Top of DATA FOR ANALYSIS
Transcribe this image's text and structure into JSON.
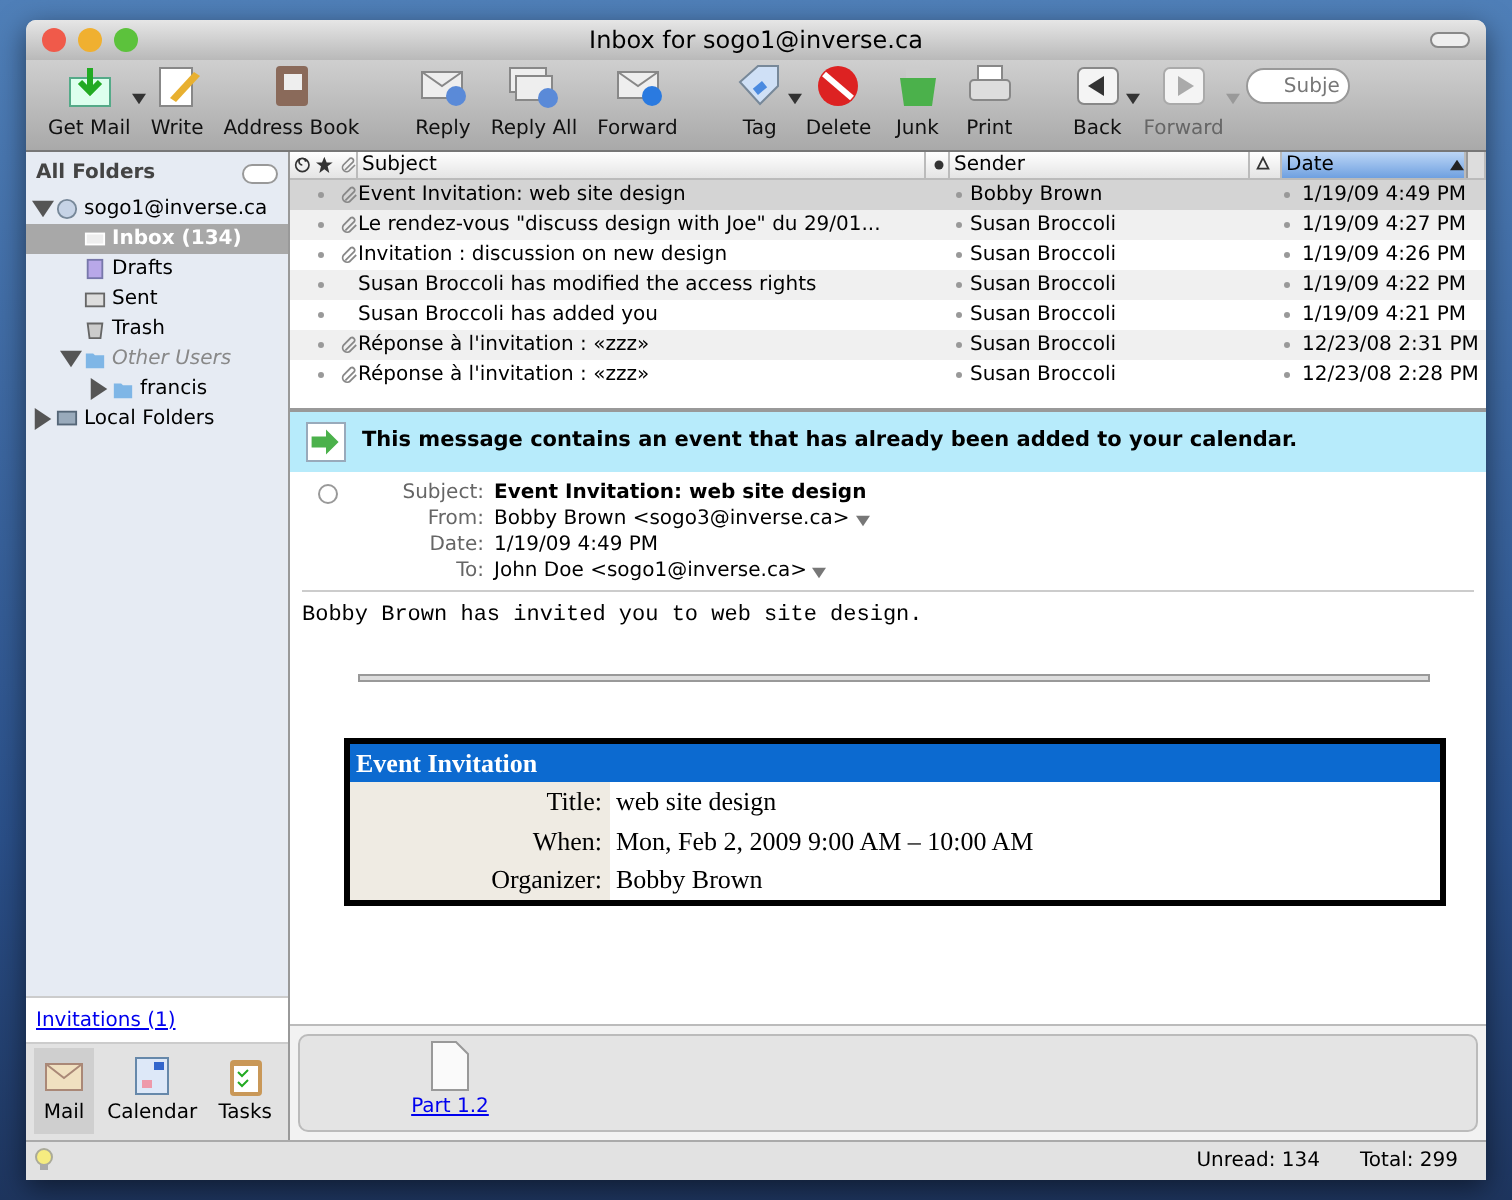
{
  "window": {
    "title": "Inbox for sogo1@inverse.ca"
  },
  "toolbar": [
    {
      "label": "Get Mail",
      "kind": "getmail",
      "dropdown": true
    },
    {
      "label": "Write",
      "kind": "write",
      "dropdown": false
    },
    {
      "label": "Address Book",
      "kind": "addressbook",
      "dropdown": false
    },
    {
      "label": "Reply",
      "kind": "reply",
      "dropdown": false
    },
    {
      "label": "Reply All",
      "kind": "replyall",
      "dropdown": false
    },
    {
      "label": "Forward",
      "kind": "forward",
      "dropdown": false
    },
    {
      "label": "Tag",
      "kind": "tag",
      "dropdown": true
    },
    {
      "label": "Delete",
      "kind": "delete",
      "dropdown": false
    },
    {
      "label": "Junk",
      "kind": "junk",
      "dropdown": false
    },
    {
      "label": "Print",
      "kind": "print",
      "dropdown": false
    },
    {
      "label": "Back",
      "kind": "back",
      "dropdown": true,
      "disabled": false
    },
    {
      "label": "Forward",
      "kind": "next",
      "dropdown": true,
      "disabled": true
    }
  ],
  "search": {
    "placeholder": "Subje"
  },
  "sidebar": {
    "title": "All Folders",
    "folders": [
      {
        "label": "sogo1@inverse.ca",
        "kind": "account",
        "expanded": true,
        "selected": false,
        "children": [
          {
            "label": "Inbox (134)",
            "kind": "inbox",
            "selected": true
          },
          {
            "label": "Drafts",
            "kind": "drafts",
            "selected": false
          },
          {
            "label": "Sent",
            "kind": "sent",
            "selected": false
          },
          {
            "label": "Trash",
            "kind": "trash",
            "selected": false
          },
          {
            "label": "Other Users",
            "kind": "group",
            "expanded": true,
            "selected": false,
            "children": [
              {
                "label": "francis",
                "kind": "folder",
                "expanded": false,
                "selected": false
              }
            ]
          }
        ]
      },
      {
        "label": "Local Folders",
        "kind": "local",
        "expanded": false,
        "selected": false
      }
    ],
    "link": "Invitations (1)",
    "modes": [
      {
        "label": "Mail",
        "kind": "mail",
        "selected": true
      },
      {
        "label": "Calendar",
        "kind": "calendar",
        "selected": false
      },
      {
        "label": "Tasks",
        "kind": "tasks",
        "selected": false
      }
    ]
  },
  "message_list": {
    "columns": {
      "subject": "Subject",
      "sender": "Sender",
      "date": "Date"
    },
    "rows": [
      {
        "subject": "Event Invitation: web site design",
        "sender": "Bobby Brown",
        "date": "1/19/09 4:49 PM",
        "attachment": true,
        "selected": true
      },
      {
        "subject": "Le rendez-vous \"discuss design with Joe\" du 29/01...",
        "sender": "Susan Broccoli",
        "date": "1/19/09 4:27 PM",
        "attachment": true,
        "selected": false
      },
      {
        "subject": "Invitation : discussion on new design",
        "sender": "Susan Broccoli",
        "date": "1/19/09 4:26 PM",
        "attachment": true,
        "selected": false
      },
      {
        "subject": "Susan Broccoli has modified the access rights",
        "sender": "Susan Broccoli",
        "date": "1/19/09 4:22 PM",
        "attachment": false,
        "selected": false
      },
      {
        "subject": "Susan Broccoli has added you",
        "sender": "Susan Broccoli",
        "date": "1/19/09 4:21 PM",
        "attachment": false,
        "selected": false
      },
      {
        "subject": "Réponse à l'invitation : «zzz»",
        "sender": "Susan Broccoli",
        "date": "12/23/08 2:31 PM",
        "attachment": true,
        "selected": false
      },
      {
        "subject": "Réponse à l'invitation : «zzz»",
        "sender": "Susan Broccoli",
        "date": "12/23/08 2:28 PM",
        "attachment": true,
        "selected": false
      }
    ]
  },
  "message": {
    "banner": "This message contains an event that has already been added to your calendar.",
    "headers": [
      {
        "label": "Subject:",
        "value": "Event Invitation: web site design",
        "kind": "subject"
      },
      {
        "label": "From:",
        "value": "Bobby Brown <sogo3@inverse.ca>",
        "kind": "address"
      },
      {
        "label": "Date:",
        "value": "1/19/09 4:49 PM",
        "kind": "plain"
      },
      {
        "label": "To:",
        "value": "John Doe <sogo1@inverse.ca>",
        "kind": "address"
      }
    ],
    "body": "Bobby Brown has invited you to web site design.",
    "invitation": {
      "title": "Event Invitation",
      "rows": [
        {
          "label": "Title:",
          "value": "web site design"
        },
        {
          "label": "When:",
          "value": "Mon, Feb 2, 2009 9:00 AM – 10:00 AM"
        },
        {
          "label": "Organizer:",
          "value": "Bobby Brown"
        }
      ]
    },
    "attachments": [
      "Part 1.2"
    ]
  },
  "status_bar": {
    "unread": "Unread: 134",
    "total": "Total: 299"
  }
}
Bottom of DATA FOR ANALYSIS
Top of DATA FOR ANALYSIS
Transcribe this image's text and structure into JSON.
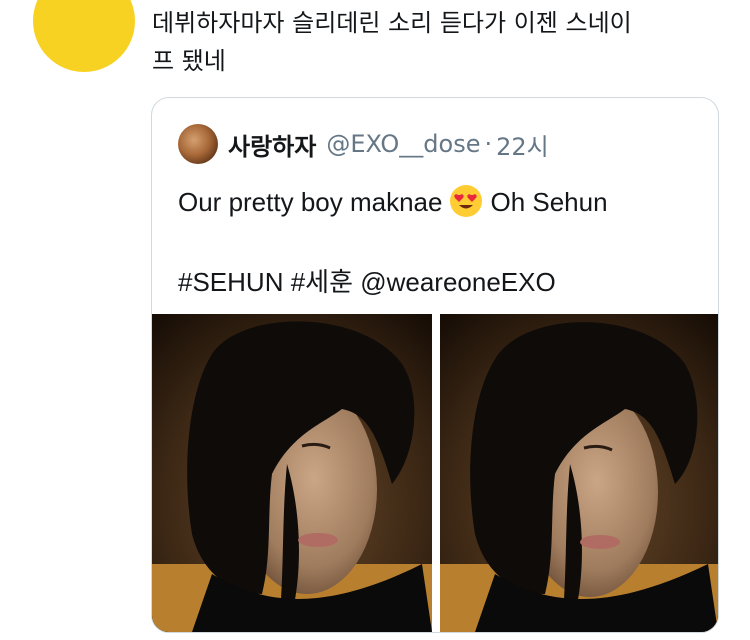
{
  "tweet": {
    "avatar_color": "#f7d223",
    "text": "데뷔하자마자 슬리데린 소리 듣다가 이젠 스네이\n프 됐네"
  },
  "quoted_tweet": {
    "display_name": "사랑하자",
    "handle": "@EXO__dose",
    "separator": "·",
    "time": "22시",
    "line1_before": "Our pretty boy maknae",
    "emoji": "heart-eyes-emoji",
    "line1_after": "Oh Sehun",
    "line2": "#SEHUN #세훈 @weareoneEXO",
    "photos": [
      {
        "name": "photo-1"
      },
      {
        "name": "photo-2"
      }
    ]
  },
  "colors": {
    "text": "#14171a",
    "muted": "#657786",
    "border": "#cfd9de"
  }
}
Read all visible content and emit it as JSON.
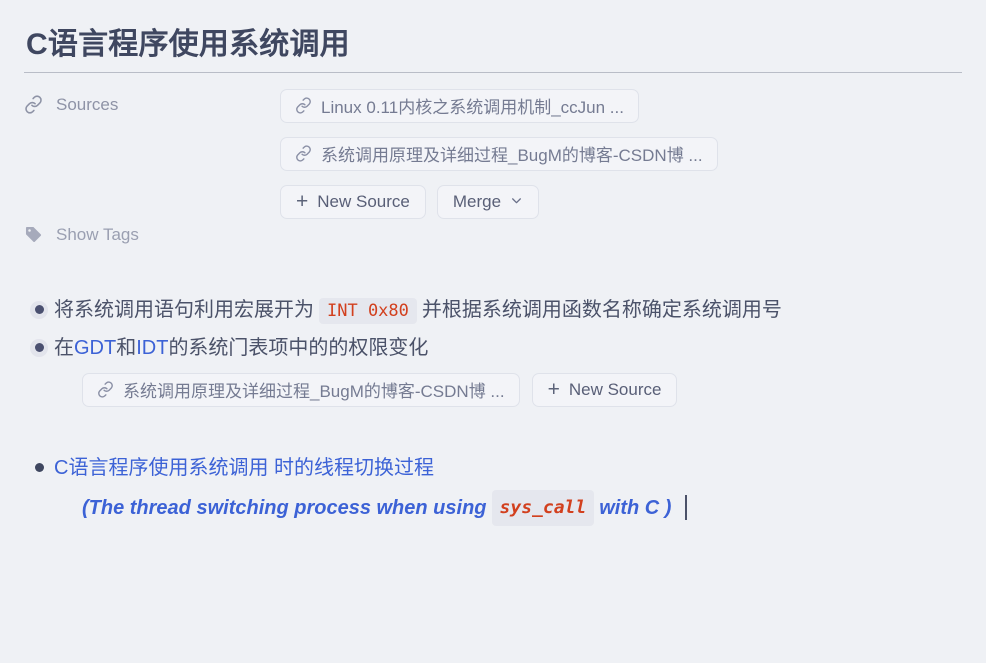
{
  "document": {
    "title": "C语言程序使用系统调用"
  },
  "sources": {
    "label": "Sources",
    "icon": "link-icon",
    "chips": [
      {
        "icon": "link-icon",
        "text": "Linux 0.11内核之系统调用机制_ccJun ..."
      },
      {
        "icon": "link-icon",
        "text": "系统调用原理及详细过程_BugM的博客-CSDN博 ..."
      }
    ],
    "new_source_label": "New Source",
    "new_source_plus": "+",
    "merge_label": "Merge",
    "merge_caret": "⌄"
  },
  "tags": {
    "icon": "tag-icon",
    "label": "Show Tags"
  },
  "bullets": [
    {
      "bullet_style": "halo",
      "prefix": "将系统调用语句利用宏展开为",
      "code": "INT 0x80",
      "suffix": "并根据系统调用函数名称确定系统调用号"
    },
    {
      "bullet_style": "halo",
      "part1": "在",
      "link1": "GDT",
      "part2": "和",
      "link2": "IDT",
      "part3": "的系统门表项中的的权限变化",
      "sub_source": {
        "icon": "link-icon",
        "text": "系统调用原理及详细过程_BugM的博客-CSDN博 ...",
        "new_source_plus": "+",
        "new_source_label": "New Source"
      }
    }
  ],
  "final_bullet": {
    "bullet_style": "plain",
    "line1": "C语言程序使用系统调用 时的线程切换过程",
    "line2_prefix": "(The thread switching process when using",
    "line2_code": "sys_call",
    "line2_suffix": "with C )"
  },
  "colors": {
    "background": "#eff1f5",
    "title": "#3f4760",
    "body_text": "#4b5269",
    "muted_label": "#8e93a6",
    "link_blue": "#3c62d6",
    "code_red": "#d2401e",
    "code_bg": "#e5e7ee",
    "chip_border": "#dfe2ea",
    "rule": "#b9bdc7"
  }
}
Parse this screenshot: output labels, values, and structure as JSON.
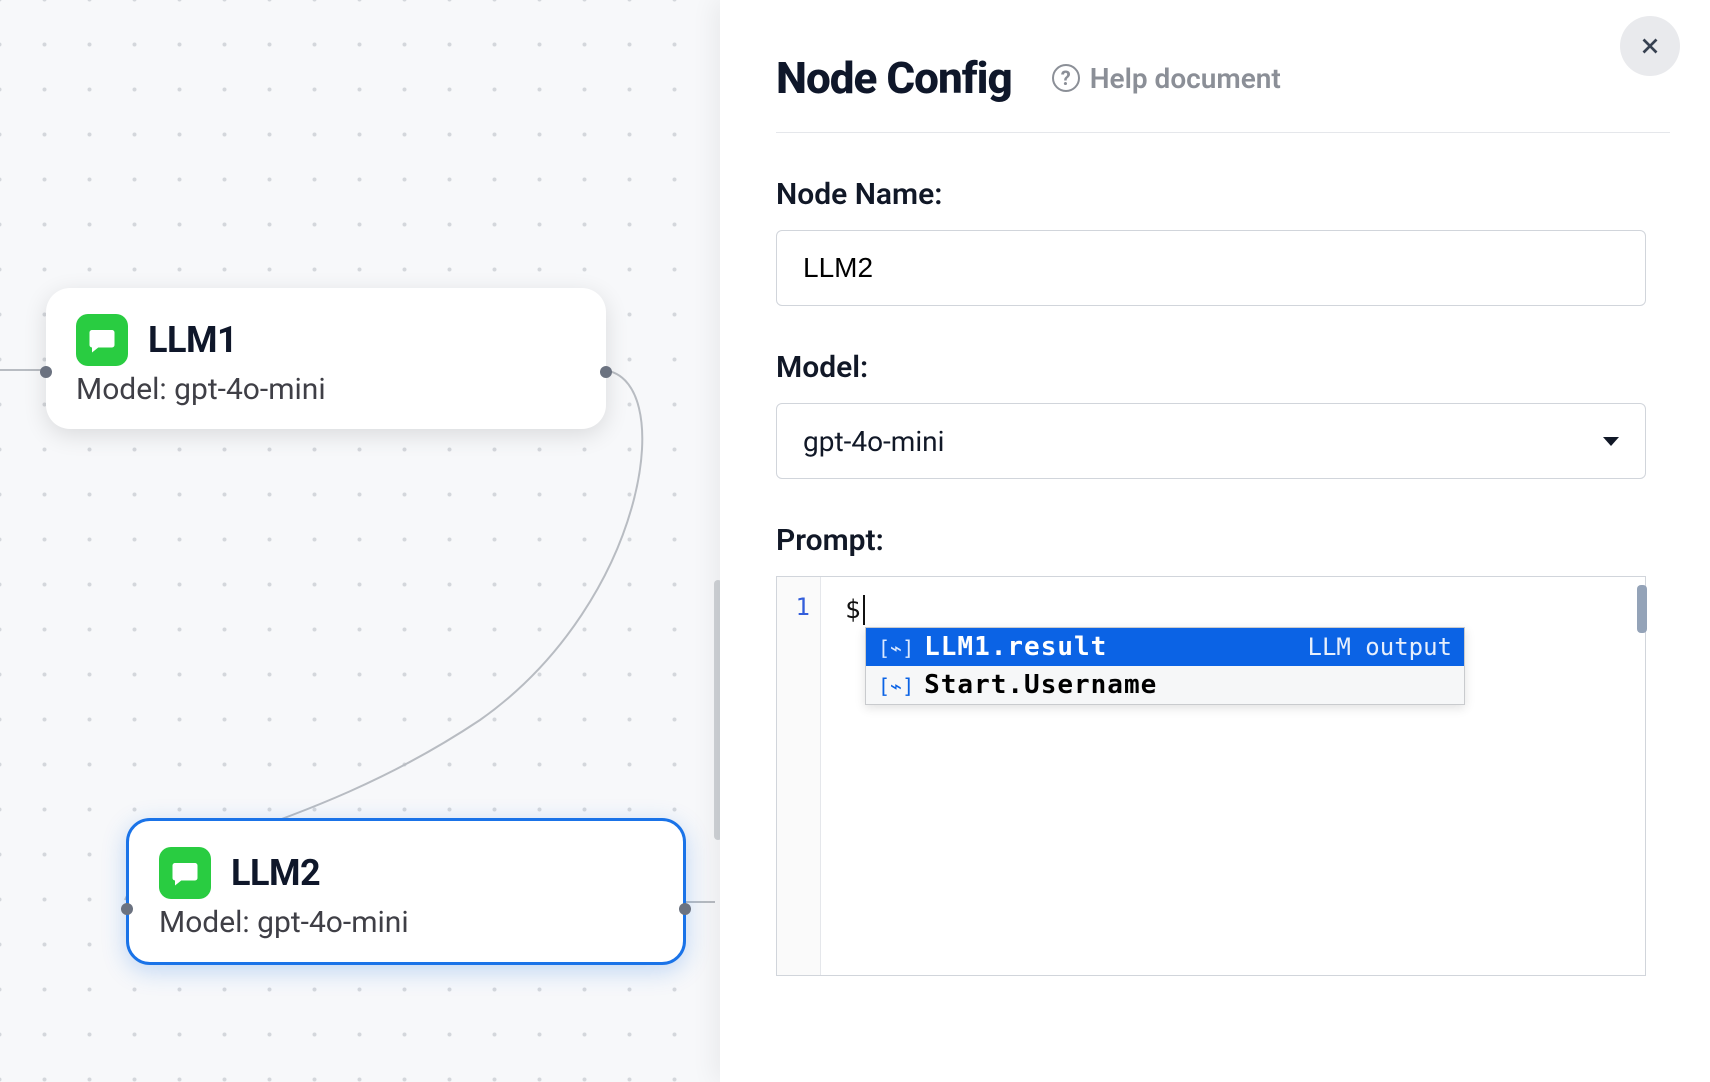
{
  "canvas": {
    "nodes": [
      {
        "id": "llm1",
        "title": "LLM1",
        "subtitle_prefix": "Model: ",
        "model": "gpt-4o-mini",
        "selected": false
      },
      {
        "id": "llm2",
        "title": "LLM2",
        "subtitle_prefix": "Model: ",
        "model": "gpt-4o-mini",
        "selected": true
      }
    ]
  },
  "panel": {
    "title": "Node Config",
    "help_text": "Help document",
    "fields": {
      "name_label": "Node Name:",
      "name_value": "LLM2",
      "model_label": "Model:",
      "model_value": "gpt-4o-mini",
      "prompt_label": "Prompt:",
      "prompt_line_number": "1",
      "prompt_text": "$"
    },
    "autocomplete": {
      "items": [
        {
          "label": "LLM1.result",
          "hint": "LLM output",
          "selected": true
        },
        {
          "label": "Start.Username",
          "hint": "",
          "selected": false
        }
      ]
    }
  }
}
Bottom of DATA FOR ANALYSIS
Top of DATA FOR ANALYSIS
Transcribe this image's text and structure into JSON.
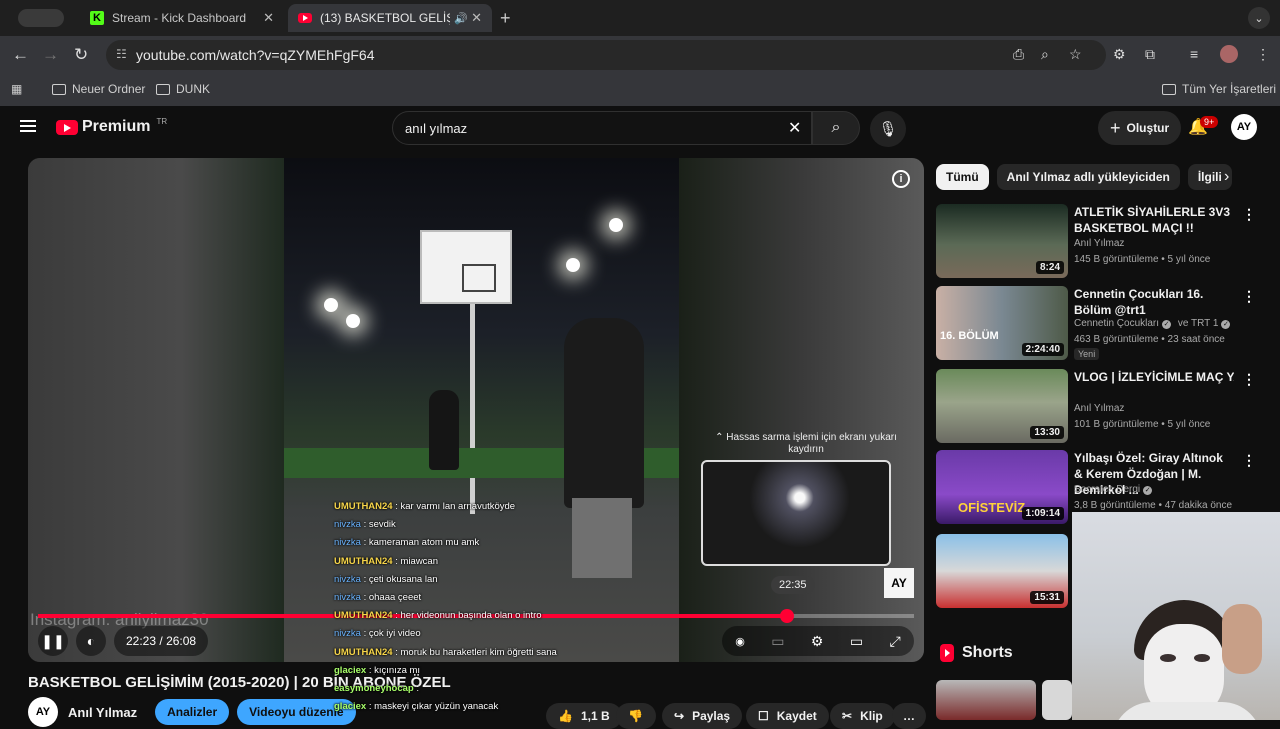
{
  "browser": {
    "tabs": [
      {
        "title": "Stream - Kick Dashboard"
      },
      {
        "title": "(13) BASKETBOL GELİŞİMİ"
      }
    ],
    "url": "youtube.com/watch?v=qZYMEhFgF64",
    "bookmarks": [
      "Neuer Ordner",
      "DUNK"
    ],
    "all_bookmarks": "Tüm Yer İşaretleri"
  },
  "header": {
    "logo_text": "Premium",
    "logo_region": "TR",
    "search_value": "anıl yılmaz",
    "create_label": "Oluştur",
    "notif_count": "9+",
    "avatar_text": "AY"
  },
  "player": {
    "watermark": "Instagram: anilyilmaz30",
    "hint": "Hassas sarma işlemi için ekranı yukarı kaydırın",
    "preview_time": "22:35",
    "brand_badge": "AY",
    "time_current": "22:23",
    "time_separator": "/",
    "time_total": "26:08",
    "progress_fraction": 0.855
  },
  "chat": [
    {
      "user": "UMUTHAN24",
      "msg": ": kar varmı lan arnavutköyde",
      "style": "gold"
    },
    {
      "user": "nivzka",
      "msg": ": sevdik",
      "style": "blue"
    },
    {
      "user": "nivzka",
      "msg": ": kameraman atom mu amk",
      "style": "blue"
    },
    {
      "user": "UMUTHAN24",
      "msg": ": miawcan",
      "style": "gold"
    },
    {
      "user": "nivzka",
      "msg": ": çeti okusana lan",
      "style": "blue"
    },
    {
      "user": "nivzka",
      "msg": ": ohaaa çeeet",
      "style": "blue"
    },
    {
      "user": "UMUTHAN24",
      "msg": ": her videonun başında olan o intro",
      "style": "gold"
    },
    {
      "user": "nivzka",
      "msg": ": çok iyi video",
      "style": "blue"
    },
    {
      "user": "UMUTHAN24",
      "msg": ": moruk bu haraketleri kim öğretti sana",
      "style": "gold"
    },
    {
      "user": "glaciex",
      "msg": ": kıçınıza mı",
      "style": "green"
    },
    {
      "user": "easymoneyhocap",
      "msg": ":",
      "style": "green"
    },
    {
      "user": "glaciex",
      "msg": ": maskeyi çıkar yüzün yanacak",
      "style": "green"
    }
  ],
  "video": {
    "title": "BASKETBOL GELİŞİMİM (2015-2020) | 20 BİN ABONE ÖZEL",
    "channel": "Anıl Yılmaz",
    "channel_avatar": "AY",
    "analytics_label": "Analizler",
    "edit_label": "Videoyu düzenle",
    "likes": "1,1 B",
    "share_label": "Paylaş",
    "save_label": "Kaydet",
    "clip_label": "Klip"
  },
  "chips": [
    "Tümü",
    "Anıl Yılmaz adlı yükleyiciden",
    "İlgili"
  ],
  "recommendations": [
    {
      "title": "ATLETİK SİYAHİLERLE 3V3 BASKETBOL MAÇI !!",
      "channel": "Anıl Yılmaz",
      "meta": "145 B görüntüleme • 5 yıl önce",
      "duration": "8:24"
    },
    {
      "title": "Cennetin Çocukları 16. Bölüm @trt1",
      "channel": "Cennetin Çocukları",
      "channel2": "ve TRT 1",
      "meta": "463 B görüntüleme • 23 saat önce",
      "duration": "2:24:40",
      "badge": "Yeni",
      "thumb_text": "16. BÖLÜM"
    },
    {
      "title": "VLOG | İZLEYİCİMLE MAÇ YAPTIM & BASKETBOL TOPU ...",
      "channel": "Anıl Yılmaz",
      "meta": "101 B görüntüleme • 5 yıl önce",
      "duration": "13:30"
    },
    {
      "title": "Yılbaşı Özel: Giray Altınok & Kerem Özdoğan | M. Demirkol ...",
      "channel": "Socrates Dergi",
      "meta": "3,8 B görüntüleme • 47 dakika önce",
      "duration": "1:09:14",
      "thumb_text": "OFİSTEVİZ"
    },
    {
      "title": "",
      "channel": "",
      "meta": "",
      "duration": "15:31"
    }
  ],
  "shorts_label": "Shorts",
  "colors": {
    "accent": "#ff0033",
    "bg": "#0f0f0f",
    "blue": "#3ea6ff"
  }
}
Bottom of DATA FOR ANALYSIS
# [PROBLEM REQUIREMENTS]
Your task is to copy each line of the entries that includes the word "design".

# [COMPLETED TASK]
        "subject": "Event Invitation: web site design",
        "subject": "Le rendez-vous \"discuss design with Joe\" du 29/01...",
        "subject": "Invitation : discussion on new design",
        "value": "Event Invitation: web site design",
    "body": "Bobby Brown has invited you to web site design.",
          "value": "web site design"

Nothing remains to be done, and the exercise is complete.